Tags for this image:
A new development in Chicago's Lincoln Park neighborhood uses the classic flats-over-shops formula, but in this case the shop is a Best Buy electronics superstore.
Chicago, IL, 60614, USA: A new development in Chicago's Lincoln Park neighborhood uses the classic flats-over-shops formula, but in this case the shop is a Best Buy electronics superstore.
Credits: Payton Chung
Contact: http://westnorth.com

Comments

mid-box is getting better and better

That's a great photo. Hard to believe that a building that convincingly urban could house a Best Buy store. But while there are plenty of boxy stand-alone suburban Best Buys surrounded by big parking lots, the chain seems to respond nimbly to urban situations with smaller footprint mid-box stores? Is that the case here -- is this Best Buy smaller than those typically encountered in sprawled out burbs?
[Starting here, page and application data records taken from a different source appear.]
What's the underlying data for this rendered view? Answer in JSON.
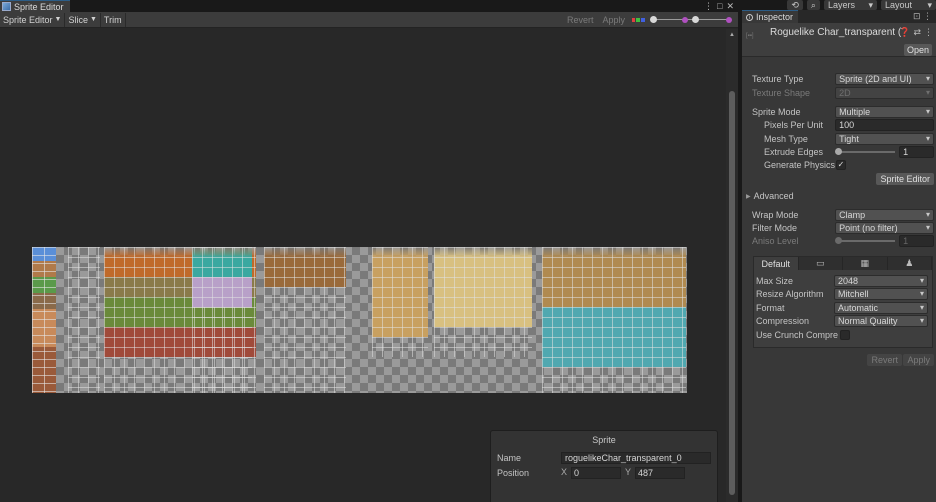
{
  "sprite_editor": {
    "tab_title": "Sprite Editor",
    "toolbar": {
      "mode_label": "Sprite Editor",
      "slice_label": "Slice",
      "trim_label": "Trim",
      "revert_label": "Revert",
      "apply_label": "Apply"
    },
    "sprite_panel": {
      "title": "Sprite",
      "name_label": "Name",
      "name_value": "roguelikeChar_transparent_0",
      "position_label": "Position",
      "x_label": "X",
      "x_value": "0",
      "y_label": "Y",
      "y_value": "487"
    }
  },
  "top_bar": {
    "layers_label": "Layers",
    "layout_label": "Layout"
  },
  "inspector": {
    "tab_label": "Inspector",
    "asset_title": "Roguelike Char_transparent (T",
    "open_label": "Open",
    "texture_type_label": "Texture Type",
    "texture_type_value": "Sprite (2D and UI)",
    "texture_shape_label": "Texture Shape",
    "texture_shape_value": "2D",
    "sprite_mode_label": "Sprite Mode",
    "sprite_mode_value": "Multiple",
    "ppu_label": "Pixels Per Unit",
    "ppu_value": "100",
    "mesh_type_label": "Mesh Type",
    "mesh_type_value": "Tight",
    "extrude_label": "Extrude Edges",
    "extrude_value": "1",
    "gen_physics_label": "Generate Physics",
    "sprite_editor_button": "Sprite Editor",
    "advanced_label": "Advanced",
    "wrap_mode_label": "Wrap Mode",
    "wrap_mode_value": "Clamp",
    "filter_mode_label": "Filter Mode",
    "filter_mode_value": "Point (no filter)",
    "aniso_label": "Aniso Level",
    "aniso_value": "1",
    "platform": {
      "default_tab": "Default",
      "max_size_label": "Max Size",
      "max_size_value": "2048",
      "resize_label": "Resize Algorithm",
      "resize_value": "Mitchell",
      "format_label": "Format",
      "format_value": "Automatic",
      "compression_label": "Compression",
      "compression_value": "Normal Quality",
      "crunch_label": "Use Crunch Compre"
    },
    "revert_label": "Revert",
    "apply_label": "Apply"
  }
}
Trader Joe's is another mid-box store that fits better into urban locations, as your photos (in the CNU image bank) of the Excelsior and Grand project in Minnesota demonstrate.
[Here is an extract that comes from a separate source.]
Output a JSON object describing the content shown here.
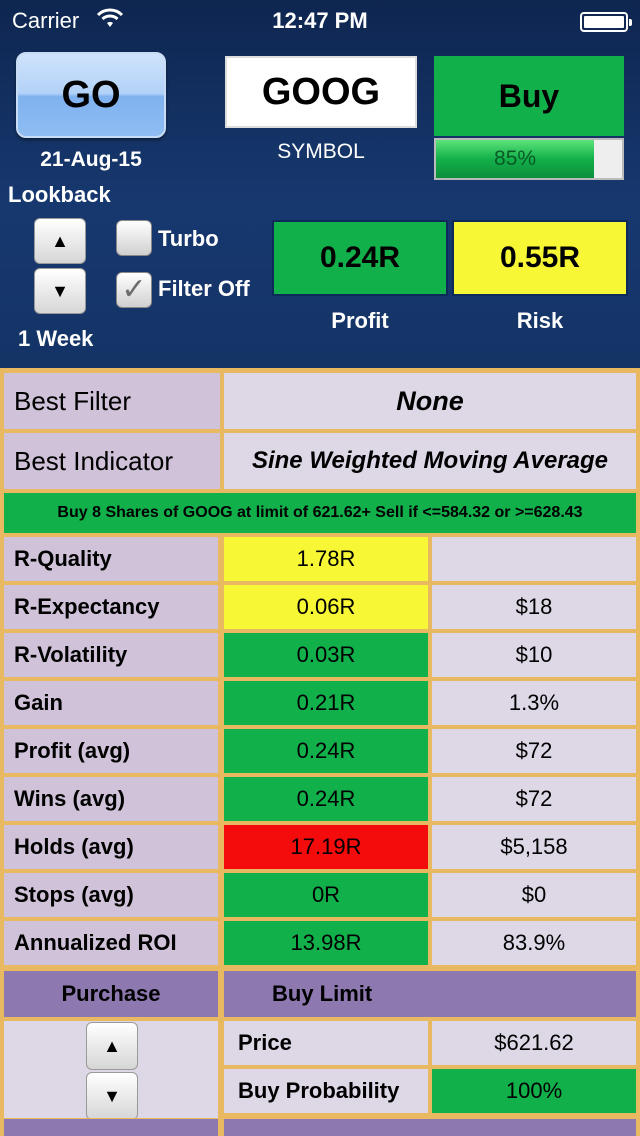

By the way, where's the parking??

paytonc's picture

The store's 30,000 sq. ft.,

The store's 30,000 sq. ft., which is the middle size of Best Buy's prototypes (20, 30, and 45K sq. ft.), although the NYT says that's on the small end for them. By comparison, their average Canadian store (called Future Shop) is around 28,000 sq. ft. The layout seems shallower, wider, and shorter (ceilings) than the typical Best Buy. Lee says the parking is below/behind.

Living Above a Big Box

This was covered in the New York Times: Living Above a Big Box

Also of note in this development is the Senior Living Community immediately next to the Best Buy.

I think this is a great example of how accommodating good urban form can be. This fits into the street and neighborhood really well, and it's only a 10-minute walk from my house. My only criticism is that most of the street windows are covered over so pedestrians can't see in. I'm looking forward to seeing urban big boxes learn to engage the sidewalk more in the future. I imagine Best Buy in particular would benefit from showing off their wares in their windows, and it's only a matter of time before they learn the tricks of the trade in the urban environment.